"This is the plan but we must first get the approval of both Azerbaijan and Kazakhstan," Sichinava was quoted as saying by local media.
He did not say how many teams might join the new league or when the project could get started.
Each of the three countries has a top-flight 12-team league at present. Kazakhstan's season runs from March to November while Georgia and Azerbaijan follow a more traditional European calendar.
This was the latest proposal to start a joint league in the former Soviet Union.
In December, several top Russian clubs, including champions Zenit St Petersburg, big-spending Anzhi Makhachkala and CSKA Moscow, unhappy with the way the domestic game is run, unveiled a plan to break away from Russia's top flight and start a joint venture with neighbouring Ukraine as early as next year.
The plan called for the creation of a unified league with 20 teams, 10 from each country, and $1 billion in prize money. The head of Russian energy giant Gazprom said at the time that his company would be the league's major sponsor.

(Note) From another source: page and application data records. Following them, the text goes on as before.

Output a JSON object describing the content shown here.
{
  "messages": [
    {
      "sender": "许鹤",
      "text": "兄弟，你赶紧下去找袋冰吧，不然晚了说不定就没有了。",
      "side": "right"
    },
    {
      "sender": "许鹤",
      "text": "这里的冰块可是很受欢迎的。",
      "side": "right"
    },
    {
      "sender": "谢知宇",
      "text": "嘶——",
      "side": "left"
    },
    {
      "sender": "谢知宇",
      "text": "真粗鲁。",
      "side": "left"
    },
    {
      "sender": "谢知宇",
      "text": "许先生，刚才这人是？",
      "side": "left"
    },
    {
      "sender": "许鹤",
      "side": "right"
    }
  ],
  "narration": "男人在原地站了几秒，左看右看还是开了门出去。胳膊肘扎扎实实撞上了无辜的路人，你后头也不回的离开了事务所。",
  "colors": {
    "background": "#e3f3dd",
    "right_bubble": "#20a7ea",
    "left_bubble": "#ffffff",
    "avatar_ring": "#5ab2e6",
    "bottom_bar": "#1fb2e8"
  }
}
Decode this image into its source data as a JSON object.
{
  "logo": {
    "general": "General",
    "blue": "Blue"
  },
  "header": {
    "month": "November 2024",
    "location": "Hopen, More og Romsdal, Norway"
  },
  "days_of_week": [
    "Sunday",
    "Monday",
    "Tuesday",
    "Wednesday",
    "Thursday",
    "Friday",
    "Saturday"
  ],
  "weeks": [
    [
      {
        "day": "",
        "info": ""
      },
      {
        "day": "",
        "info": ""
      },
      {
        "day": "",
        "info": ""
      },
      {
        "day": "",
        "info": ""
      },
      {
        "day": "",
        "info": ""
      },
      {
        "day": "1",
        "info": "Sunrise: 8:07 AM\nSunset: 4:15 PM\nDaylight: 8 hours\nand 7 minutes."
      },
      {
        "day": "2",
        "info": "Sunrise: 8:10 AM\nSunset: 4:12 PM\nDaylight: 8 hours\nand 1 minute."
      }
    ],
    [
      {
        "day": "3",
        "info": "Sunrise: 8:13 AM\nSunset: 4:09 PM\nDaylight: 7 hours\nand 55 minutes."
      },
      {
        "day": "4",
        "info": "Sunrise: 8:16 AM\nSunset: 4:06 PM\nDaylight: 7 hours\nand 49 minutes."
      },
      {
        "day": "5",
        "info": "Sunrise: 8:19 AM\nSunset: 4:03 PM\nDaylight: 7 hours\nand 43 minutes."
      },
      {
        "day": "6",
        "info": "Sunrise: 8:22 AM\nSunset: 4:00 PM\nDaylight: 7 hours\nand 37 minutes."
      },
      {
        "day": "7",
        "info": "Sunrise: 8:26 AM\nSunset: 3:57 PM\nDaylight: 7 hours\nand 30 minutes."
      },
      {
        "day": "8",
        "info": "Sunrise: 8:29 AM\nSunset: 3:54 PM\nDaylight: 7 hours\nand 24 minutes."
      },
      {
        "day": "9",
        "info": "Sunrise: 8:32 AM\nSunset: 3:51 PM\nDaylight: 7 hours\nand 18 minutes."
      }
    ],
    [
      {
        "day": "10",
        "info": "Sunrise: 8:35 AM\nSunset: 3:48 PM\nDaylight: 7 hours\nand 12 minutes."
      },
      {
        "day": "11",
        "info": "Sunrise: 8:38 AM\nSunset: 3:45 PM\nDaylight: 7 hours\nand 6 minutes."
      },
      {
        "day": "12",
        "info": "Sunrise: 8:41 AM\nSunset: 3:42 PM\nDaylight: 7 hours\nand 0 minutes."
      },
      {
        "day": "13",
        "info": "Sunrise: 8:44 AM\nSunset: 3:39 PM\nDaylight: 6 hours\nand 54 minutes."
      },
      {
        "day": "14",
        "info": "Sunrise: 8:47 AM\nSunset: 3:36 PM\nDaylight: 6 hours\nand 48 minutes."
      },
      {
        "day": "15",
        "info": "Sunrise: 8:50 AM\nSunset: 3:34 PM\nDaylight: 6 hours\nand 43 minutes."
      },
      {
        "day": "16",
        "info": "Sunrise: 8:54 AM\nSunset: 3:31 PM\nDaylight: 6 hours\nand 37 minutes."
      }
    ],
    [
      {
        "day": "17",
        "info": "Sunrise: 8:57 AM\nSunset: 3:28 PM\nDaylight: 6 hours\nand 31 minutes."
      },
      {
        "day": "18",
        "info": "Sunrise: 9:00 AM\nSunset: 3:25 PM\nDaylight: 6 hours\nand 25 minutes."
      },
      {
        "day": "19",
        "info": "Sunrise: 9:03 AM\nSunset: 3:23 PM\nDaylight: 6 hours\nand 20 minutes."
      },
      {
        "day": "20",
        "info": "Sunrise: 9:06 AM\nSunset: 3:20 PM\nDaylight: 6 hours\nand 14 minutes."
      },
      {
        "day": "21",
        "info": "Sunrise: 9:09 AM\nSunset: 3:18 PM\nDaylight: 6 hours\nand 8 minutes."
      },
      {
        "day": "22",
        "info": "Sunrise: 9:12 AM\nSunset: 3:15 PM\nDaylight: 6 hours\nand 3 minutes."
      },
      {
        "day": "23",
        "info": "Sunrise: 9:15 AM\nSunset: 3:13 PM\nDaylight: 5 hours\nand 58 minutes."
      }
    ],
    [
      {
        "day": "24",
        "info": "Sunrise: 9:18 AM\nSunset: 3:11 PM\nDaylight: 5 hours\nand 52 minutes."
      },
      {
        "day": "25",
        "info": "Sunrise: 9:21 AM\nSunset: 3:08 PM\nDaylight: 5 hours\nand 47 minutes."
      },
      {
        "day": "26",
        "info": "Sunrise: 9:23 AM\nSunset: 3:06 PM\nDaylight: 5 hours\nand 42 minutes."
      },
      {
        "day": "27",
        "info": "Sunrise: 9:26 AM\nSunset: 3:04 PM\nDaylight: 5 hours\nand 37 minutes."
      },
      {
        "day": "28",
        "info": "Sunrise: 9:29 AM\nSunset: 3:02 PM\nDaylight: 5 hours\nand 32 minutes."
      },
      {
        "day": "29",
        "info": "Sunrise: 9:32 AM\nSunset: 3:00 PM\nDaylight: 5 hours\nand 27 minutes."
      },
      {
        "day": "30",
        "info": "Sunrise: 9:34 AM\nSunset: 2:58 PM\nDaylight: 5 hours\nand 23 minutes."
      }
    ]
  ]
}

However, that plan is unlikely to get off the ground after it was opposed by both the Russian and Ukrainian soccer federations as well as the world and European governing bodies.